I quote a passage from a single other Northern statesman, (Hon. Caleb Cashing,) on the same point. After arguing to them the practical result of the election of such a candidate, he say: “I repeat, confidently, if Mr. Lincoln is elected, the Republicans will have to break up at once, or attack the domestic rights of the South. What, then, will the people of the Southern States, attacked in their constitutional rights, their domestic peace, their property, and their persons do? What will they do? Will they passively submit to be conquered subjects of New England ? No. I do not hope, believe or doubt what they will do. I know they will defend themselves to the uttermost—first with constitutional means, in fine, with all the means of defence (sic) which God and nature have committed to them ; and if they were not to do it, they would be recreant to the blood of Washington, of Henry, of Carroll, of Rutledge ; they would be unworthy of the name of American.”

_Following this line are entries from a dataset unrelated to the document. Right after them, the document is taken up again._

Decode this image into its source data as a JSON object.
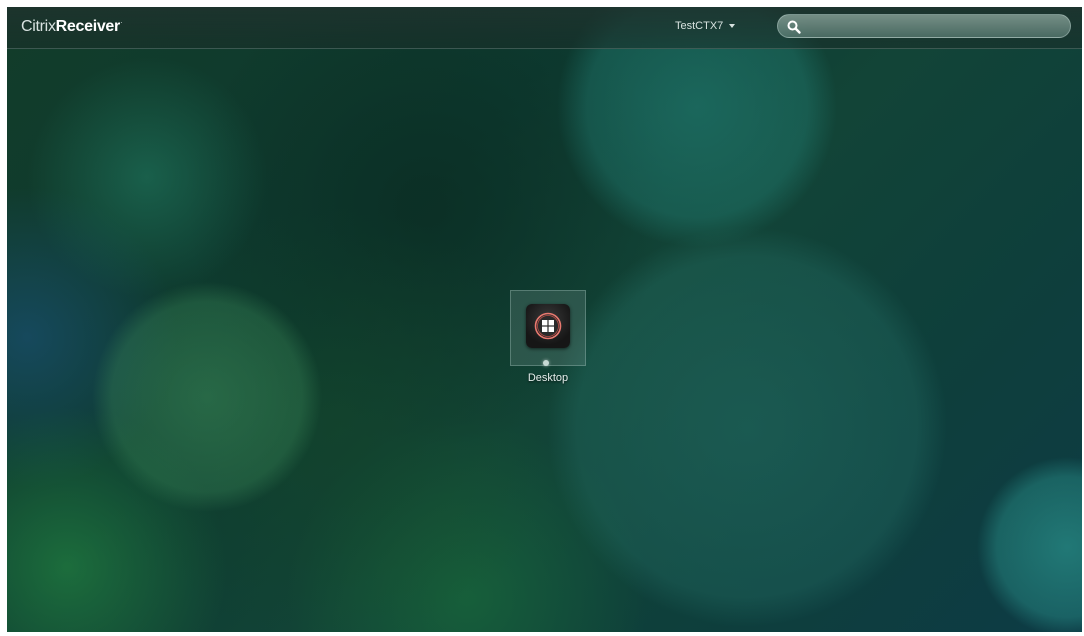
{
  "header": {
    "logo_light": "Citrix",
    "logo_bold": "Receiver",
    "logo_mark": "·",
    "user_name": "TestCTX7",
    "user_menu_icon": "caret-down-icon",
    "search": {
      "icon": "search-icon",
      "placeholder": "",
      "value": ""
    }
  },
  "apps": [
    {
      "label": "Desktop",
      "icon": "windows-desktop-icon"
    }
  ],
  "colors": {
    "topbar_text": "#d7e2df",
    "background_primary": "#0e3f3b",
    "tile_border": "#aac8c3"
  }
}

The issue is made. We could not avoid it if we would. We fearlessly appeal to God, to our consciences, and to the enlightened opinion of mankind to vindicate our course. If war result. the responsibility will not be upon us, but upon those who are intent upon the overthrow of our constitutional rights. If “we must pass the dread ordeal—if the tocsin of civil war is sounded, and the land is drenched with the blood of brothers, “I trust in God that there is a redeeming: spirit in the Constitution which will be seen to walk with the South through the flames, and preserve her unhurt by the conflagration.”
Slavery was a way of life in the south. Slavery was referred to as “That Peculiar Institution,” or “The institution of African Slavery. Slavery was also referred to as “That institution vital to Southern Interests.”
Transcription and commentary by Roger Mills.
For more information see the following link: https://archive.org/details/duke_libraries?and=subject%3A%22Secession%22
Or watch this 9:54 clip on youTube for an overview of the history of slavery in America: https://www.youtube.com/watch?v=Jc1RbUxQv4E